== WHAT THIS TASK INVOLVES ==
Where a line below holds the string "Updated", that line goes into the answer.

== AVAILABLE DATA ==
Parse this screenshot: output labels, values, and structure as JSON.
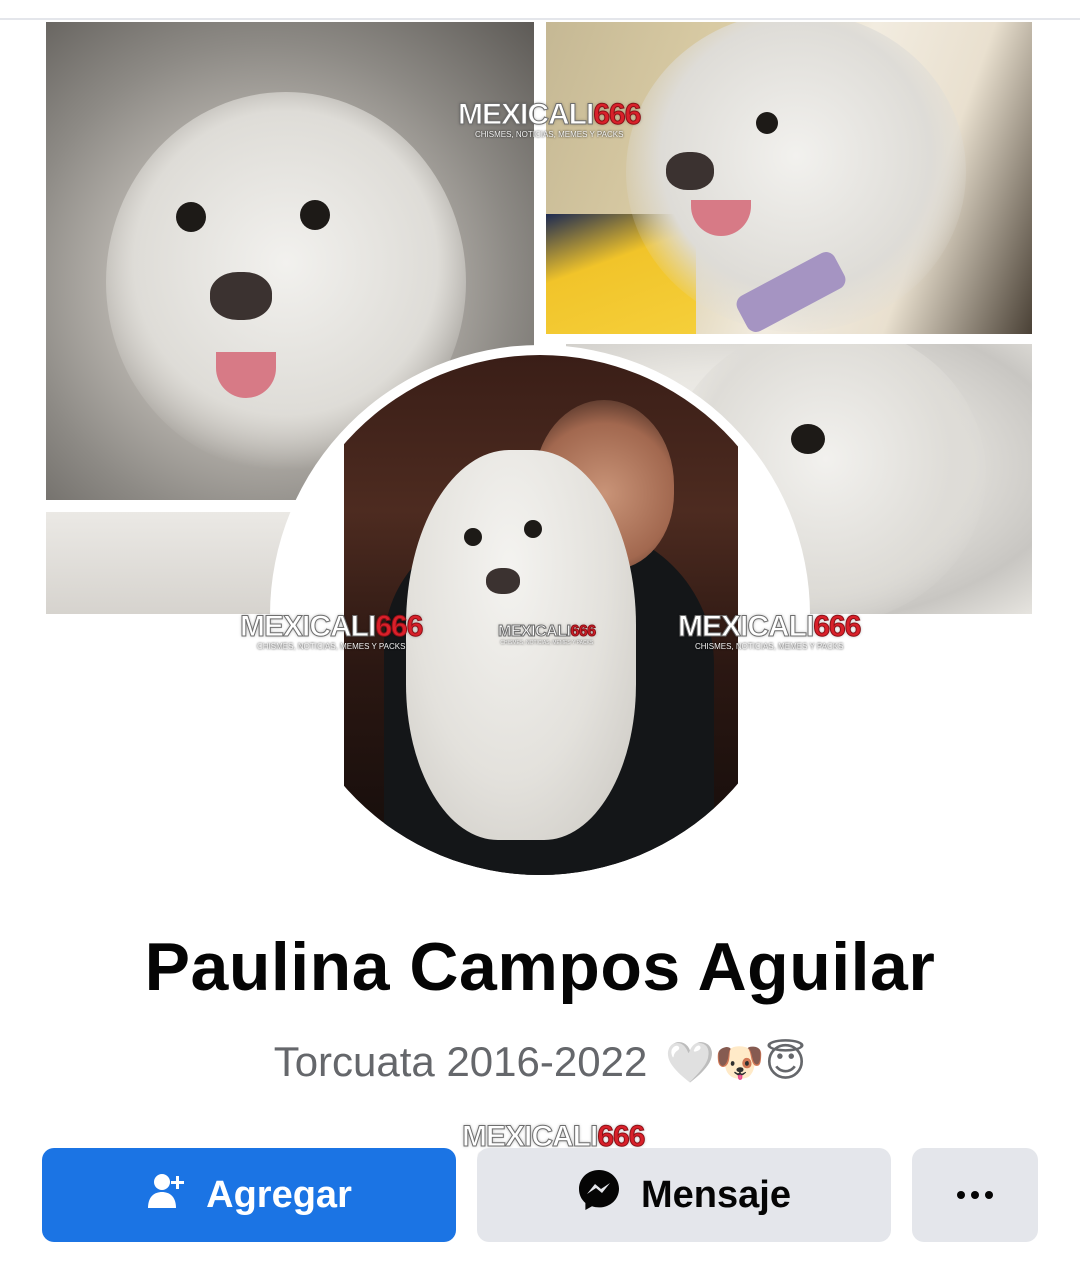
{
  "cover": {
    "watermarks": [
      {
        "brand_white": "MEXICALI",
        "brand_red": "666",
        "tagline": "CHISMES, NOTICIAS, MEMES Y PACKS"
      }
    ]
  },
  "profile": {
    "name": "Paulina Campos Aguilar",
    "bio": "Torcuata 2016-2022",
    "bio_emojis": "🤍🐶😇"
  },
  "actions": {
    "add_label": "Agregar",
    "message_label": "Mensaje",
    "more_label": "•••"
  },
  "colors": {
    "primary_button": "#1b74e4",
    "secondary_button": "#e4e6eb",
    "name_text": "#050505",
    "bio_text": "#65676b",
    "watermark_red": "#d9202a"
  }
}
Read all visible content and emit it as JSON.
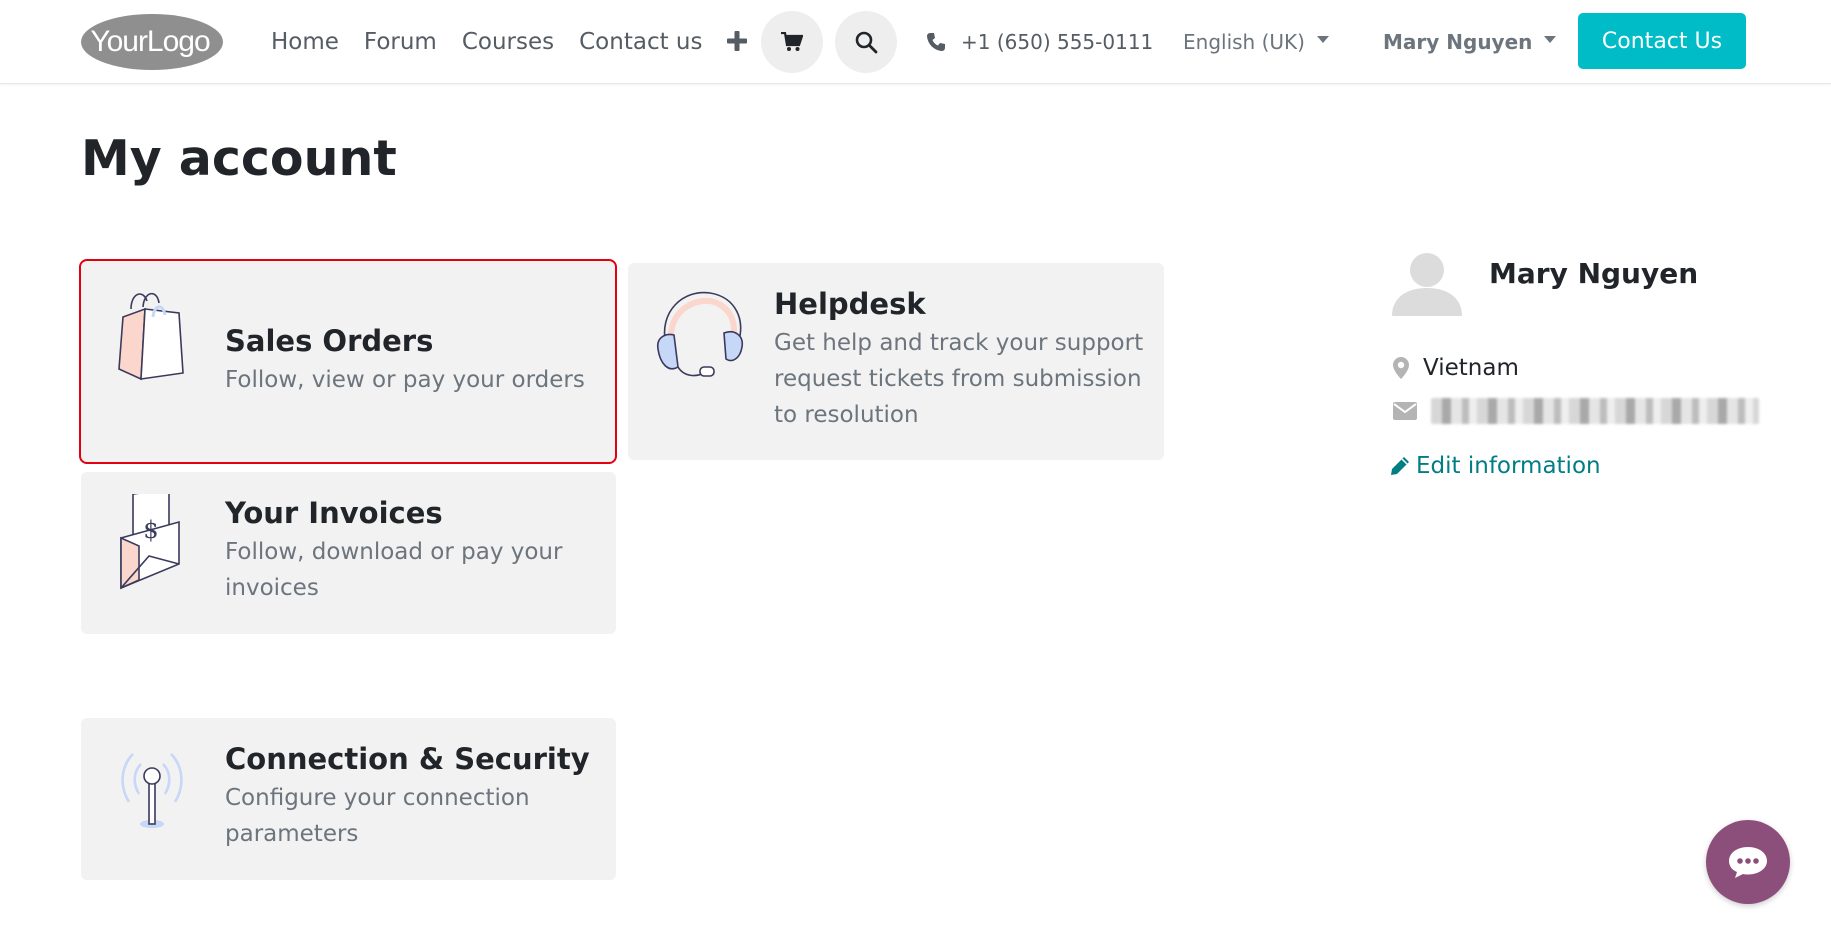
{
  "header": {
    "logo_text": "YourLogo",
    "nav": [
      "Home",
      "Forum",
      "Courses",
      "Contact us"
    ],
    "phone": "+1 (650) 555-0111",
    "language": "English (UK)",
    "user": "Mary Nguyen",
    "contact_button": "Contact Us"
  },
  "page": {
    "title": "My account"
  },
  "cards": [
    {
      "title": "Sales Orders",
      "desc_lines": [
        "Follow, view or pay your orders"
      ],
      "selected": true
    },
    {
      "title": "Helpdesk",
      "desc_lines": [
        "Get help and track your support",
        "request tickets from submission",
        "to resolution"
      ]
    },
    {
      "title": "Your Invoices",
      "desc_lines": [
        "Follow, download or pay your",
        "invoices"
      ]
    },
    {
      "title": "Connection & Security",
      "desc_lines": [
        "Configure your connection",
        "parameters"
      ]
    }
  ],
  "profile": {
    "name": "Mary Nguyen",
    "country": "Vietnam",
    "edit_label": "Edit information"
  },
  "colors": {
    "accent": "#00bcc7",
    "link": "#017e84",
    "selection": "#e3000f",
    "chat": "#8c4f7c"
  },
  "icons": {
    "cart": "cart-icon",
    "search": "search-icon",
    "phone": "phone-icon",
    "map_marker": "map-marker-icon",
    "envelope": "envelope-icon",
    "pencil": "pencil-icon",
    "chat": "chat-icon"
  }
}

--

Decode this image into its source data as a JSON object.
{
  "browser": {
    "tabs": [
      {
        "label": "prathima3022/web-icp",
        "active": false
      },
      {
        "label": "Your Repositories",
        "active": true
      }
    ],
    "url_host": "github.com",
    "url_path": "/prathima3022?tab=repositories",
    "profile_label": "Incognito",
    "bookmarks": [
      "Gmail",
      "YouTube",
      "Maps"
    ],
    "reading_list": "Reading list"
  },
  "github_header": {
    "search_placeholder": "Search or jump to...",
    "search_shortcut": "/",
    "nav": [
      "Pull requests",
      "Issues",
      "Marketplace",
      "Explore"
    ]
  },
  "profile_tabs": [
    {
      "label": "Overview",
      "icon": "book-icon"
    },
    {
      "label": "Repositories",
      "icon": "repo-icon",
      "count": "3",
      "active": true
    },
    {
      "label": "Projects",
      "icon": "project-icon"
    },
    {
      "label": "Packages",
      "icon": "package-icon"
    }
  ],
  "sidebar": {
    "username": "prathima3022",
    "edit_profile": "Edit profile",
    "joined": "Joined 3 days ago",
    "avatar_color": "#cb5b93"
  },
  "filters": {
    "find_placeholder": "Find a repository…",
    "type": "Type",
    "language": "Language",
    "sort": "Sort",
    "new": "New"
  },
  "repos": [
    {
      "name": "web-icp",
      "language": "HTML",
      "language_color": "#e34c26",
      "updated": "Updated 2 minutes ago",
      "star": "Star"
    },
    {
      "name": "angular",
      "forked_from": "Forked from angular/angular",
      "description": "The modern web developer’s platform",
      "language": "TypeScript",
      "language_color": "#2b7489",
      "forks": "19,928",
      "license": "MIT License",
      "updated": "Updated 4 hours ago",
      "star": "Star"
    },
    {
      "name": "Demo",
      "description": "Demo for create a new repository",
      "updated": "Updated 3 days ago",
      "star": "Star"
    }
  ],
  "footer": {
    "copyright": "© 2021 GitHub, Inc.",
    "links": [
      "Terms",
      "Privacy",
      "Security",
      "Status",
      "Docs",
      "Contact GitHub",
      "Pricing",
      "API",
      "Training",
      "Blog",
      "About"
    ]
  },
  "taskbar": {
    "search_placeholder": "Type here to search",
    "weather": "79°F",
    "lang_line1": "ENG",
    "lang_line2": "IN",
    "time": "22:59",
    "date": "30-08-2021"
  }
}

== SOLUTION TO THE PROBLEM ==
      "updated": "Updated 2 minutes ago",
      "updated": "Updated 4 hours ago",
      "updated": "Updated 3 days ago",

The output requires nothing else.